Thanksgiving Dinner E-Nini-Hassee Style
Guest post by Jo Lynn Smith, Director, E-Nini-Hassee: Outdoor Therapeutic School for Girls
Everyone prepares for Thanksgiving a little differently. For some the preparations start weeks ahead of time with invitations, decorations and menu planning. At Eckerd’s E-Nini-Hassee the holidays themselves bring about many issues that most people never consider.
The process begins about 3 weeks prior to “Turkey Day” when wood is gathered. We are not talking about pieces wood. We are talking about WOOD. There are about 35 girls at E-Nini-Hassee and many of them begin taking tractor rambles and scouting expeditions through the 840 acres gathering oak and pine. Several days before Thanksgiving a large hole, approximately twelve feet by six feet, is staked out in the front field. On the Sunday before Thanksgiving each group, which has about 10 girls in it, will take turns digging the hole. It takes every child help dig the hole six feet deep.
The next step in the process is to prepare the Turkey. To feed all of the children and staff takes no less than eight twenty-five pound turkeys. The turkeys must thaw all day and in the evening. Each group has at least one turkey to prepare. The ingredients to prepare the turkeys are: salt, pepper, butter and ice. After each turkey has been salted, peppered and buttered, ice is stuffed in the cavity to keep the moisture in. After the turkey has been “dressed”, it is wrapped tightly in heavy duty tin foil about 10 times. Extra care is taken with the wings and legs to make sure they do not get burned and all that moist goodness stay inside. Each turkey is given a special name by the group that prepared it.
Once the evening is progressing nicely and anticipation is mounting. Thirty-five girls and staff head to start cooking their “Turkeys in a Hole.” A fire is lit in the bottom of the large pit, and each member standing around the fire is given a stick. After a few songs the girls begin to go around the circle stating what they are thankful for and throw their stick in the fire. Most of the girls state they are thankful for E-Nini-Hassee and the second chance they have received. Many say they are thankful for Mr. and Mrs. Eckerd for providing them with a place they can work out their problems. After each member has gone, one special group is chosen to stay up all night and feed the fire. This is a great honor for the group that is chosen!
Around 5:00 am the fire is allowed to die down so only coals and embers remain. At 7:00 all the groups arrive and the turkeys are brought out. The groups say goodbye to the turkeys. Then, with the help of some courageous staff a small indention is made in the coals and one at a time each of the turkeys is dropped in the hole. Coals are gingerly placed on top of the turkeys and the hole is covered with 2 feet of sand. We say so long to our birds and wait for the magic to take place.
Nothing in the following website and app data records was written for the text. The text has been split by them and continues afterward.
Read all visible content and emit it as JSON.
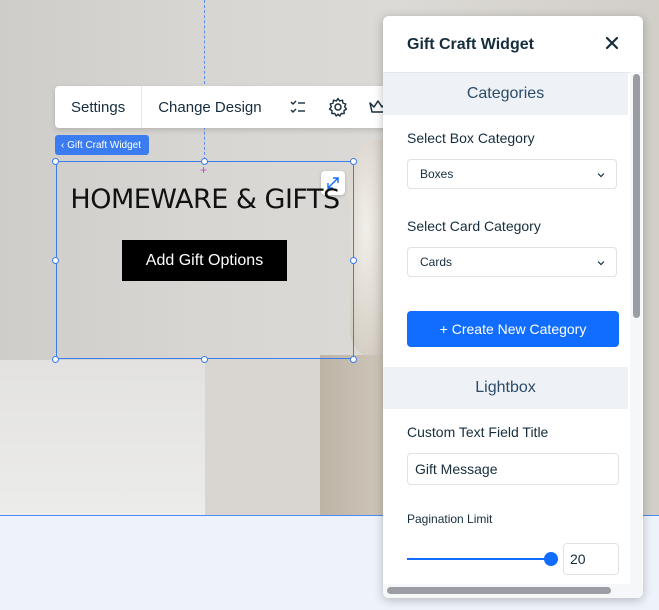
{
  "toolbar": {
    "settings_label": "Settings",
    "change_design_label": "Change Design",
    "icons": [
      "checklist-icon",
      "gear-icon",
      "crown-icon"
    ]
  },
  "selection": {
    "tag_label": "‹ Gift Craft Widget"
  },
  "widget": {
    "title": "HOMEWARE & GIFTS",
    "button_label": "Add Gift Options"
  },
  "panel": {
    "title": "Gift Craft Widget",
    "categories": {
      "heading": "Categories",
      "box_label": "Select Box Category",
      "box_value": "Boxes",
      "card_label": "Select Card Category",
      "card_value": "Cards",
      "create_button": "+ Create New Category"
    },
    "lightbox": {
      "heading": "Lightbox",
      "custom_text_label": "Custom Text Field Title",
      "custom_text_value": "Gift Message",
      "pagination_label": "Pagination Limit",
      "pagination_value": "20"
    }
  },
  "colors": {
    "accent": "#116dff",
    "selection": "#3b7cf0",
    "section_bg": "#eef1f5"
  }
}
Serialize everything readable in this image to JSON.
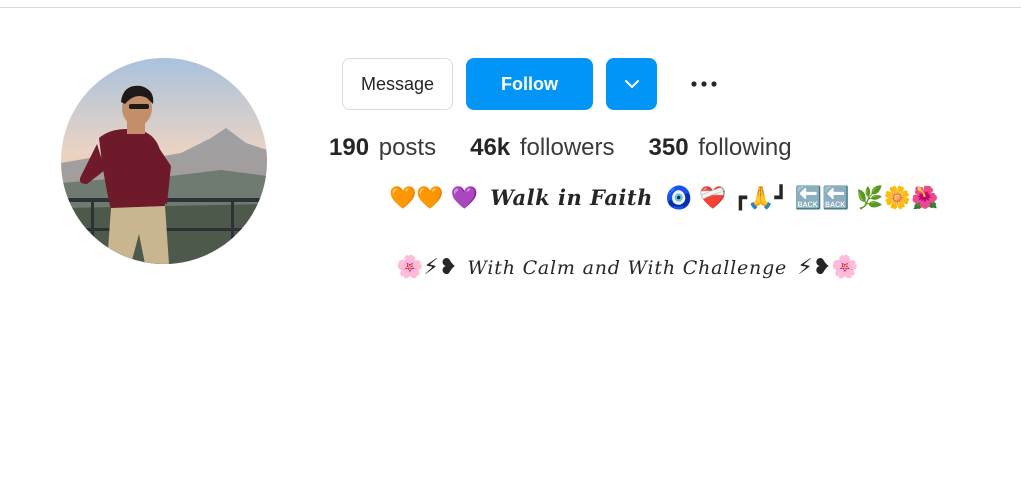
{
  "profile": {
    "avatar_icon": "profile-photo"
  },
  "actions": {
    "message_label": "Message",
    "follow_label": "Follow",
    "dropdown_icon": "chevron-down-icon",
    "more_icon": "more-icon"
  },
  "stats": [
    {
      "number": "190",
      "label": "posts"
    },
    {
      "number": "46k",
      "label": "followers"
    },
    {
      "number": "350",
      "label": "following"
    }
  ],
  "bio": {
    "line1_prefix": "🧡🧡 💜",
    "line1_text": "Walk in Faith",
    "line1_suffix": "🧿 ❤️‍🩹 ┏🙏┛ 🔙🔙 🌿🌼🌺",
    "line2_prefix": "🌸⚡❥",
    "line2_text": "With Calm and With Challenge",
    "line2_suffix": "⚡❥🌸"
  },
  "colors": {
    "accent": "#0095f6",
    "border": "#dbdbdb",
    "text": "#262626"
  }
}
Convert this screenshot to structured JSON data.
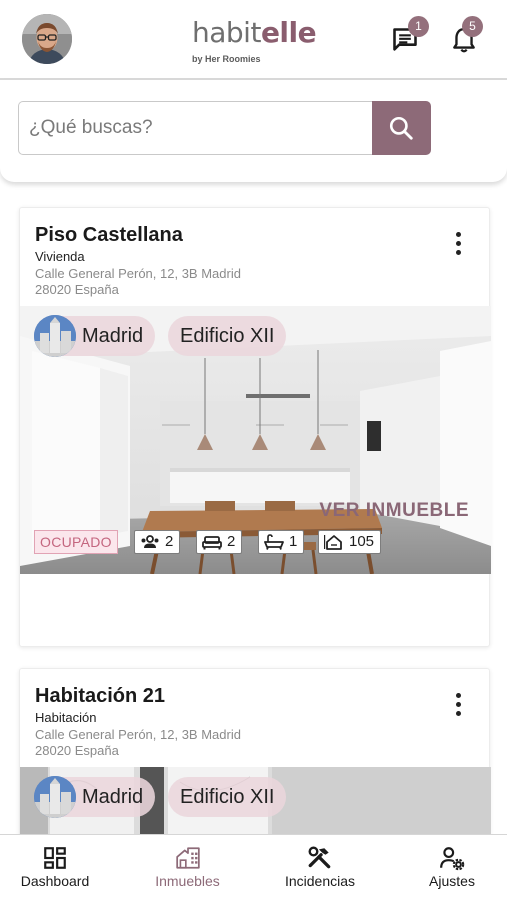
{
  "header": {
    "logo_main": "habit",
    "logo_accent": "elle",
    "logo_sub": "by Her Roomies",
    "messages_badge": "1",
    "notifications_badge": "5"
  },
  "search": {
    "placeholder": "¿Qué buscas?"
  },
  "properties": [
    {
      "title": "Piso Castellana",
      "type": "Vivienda",
      "address_line1": "Calle General Perón, 12, 3B Madrid",
      "address_line2": "28020 España",
      "location_tag": "Madrid",
      "building_tag": "Edificio XII",
      "status": "OCUPADO",
      "tenants": "2",
      "beds": "2",
      "baths": "1",
      "area": "105",
      "action": "VER INMUEBLE"
    },
    {
      "title": "Habitación 21",
      "type": "Habitación",
      "address_line1": "Calle General Perón, 12, 3B Madrid",
      "address_line2": "28020 España",
      "location_tag": "Madrid",
      "building_tag": "Edificio XII"
    }
  ],
  "nav": [
    {
      "label": "Dashboard",
      "icon": "dashboard-icon"
    },
    {
      "label": "Inmuebles",
      "icon": "building-icon",
      "active": true
    },
    {
      "label": "Incidencias",
      "icon": "tools-icon"
    },
    {
      "label": "Ajustes",
      "icon": "user-settings-icon"
    }
  ],
  "colors": {
    "accent": "#8d6a78",
    "status_text": "#c4667f",
    "status_bg": "#fbe6ec",
    "tag_bg": "#ead6dc"
  }
}
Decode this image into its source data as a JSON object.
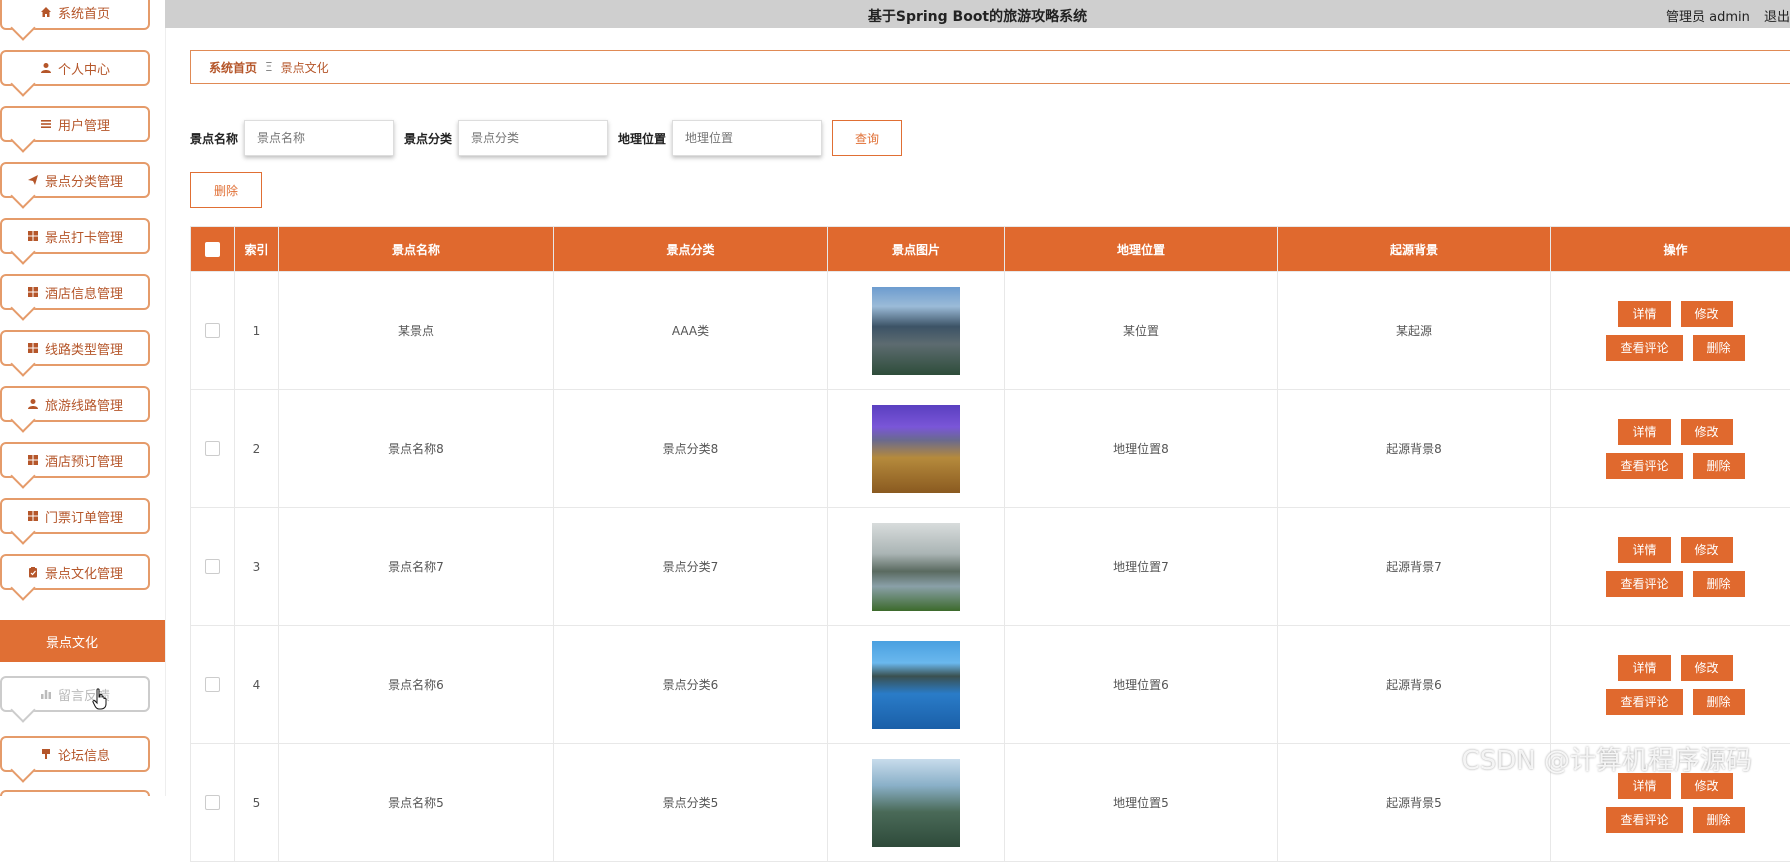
{
  "header": {
    "title": "基于Spring Boot的旅游攻略系统",
    "user": "管理员 admin",
    "logout": "退出"
  },
  "sidebar": {
    "items": [
      {
        "label": "系统首页",
        "icon": "home-icon"
      },
      {
        "label": "个人中心",
        "icon": "user-icon"
      },
      {
        "label": "用户管理",
        "icon": "list-icon"
      },
      {
        "label": "景点分类管理",
        "icon": "send-icon"
      },
      {
        "label": "景点打卡管理",
        "icon": "grid-icon"
      },
      {
        "label": "酒店信息管理",
        "icon": "grid-icon"
      },
      {
        "label": "线路类型管理",
        "icon": "grid-icon"
      },
      {
        "label": "旅游线路管理",
        "icon": "user-icon"
      },
      {
        "label": "酒店预订管理",
        "icon": "grid-icon"
      },
      {
        "label": "门票订单管理",
        "icon": "grid-icon"
      },
      {
        "label": "景点文化管理",
        "icon": "clipboard-icon"
      },
      {
        "label": "留言反馈",
        "icon": "bar-chart-icon"
      },
      {
        "label": "论坛信息",
        "icon": "pin-icon"
      }
    ],
    "active_sub": "景点文化"
  },
  "breadcrumb": {
    "home": "系统首页",
    "current": "景点文化"
  },
  "search": {
    "name_label": "景点名称",
    "name_placeholder": "景点名称",
    "category_label": "景点分类",
    "category_placeholder": "景点分类",
    "location_label": "地理位置",
    "location_placeholder": "地理位置",
    "query_button": "查询"
  },
  "delete_button": "删除",
  "table": {
    "headers": [
      "索引",
      "景点名称",
      "景点分类",
      "景点图片",
      "地理位置",
      "起源背景",
      "操作"
    ],
    "rows": [
      {
        "index": "1",
        "name": "某景点",
        "category": "AAA类",
        "location": "某位置",
        "origin": "某起源"
      },
      {
        "index": "2",
        "name": "景点名称8",
        "category": "景点分类8",
        "location": "地理位置8",
        "origin": "起源背景8"
      },
      {
        "index": "3",
        "name": "景点名称7",
        "category": "景点分类7",
        "location": "地理位置7",
        "origin": "起源背景7"
      },
      {
        "index": "4",
        "name": "景点名称6",
        "category": "景点分类6",
        "location": "地理位置6",
        "origin": "起源背景6"
      },
      {
        "index": "5",
        "name": "景点名称5",
        "category": "景点分类5",
        "location": "地理位置5",
        "origin": "起源背景5"
      }
    ],
    "actions": {
      "detail": "详情",
      "edit": "修改",
      "comments": "查看评论",
      "delete": "删除"
    }
  },
  "watermark": "CSDN @计算机程序源码",
  "colors": {
    "accent": "#e0692e",
    "accent_dark": "#b5562a",
    "border": "#e59b6a"
  }
}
After 8 hours pass and as the girls are getting dressed for the Thanksgiving meal, several staff reconvene at the hole to find the turkeys. The sand is shoveled away carefully as staff look for the small signs of the turkeys sticking through. As anticipation rises each staff tries to be the first to find a bird. Most of the turkeys are easy to find but there are always one or two that seem to move around in the hole and are difficult to locate. As the crowd gathers for the meal, the turkeys are removed from the hole, the tin foil is removed by gloved hands and the aroma begins to float through the air. Of course there always has to be some taste testing before the birds hit the table. The smell of the cooked Turkeys is so unique and is sure to get everyone’s mouthwatering.
As the turkeys are laid on the Thanksgiving platter, all eyes look in amazement at the magic that was created. The turkeys are brown and moist and ready to be enjoyed by all!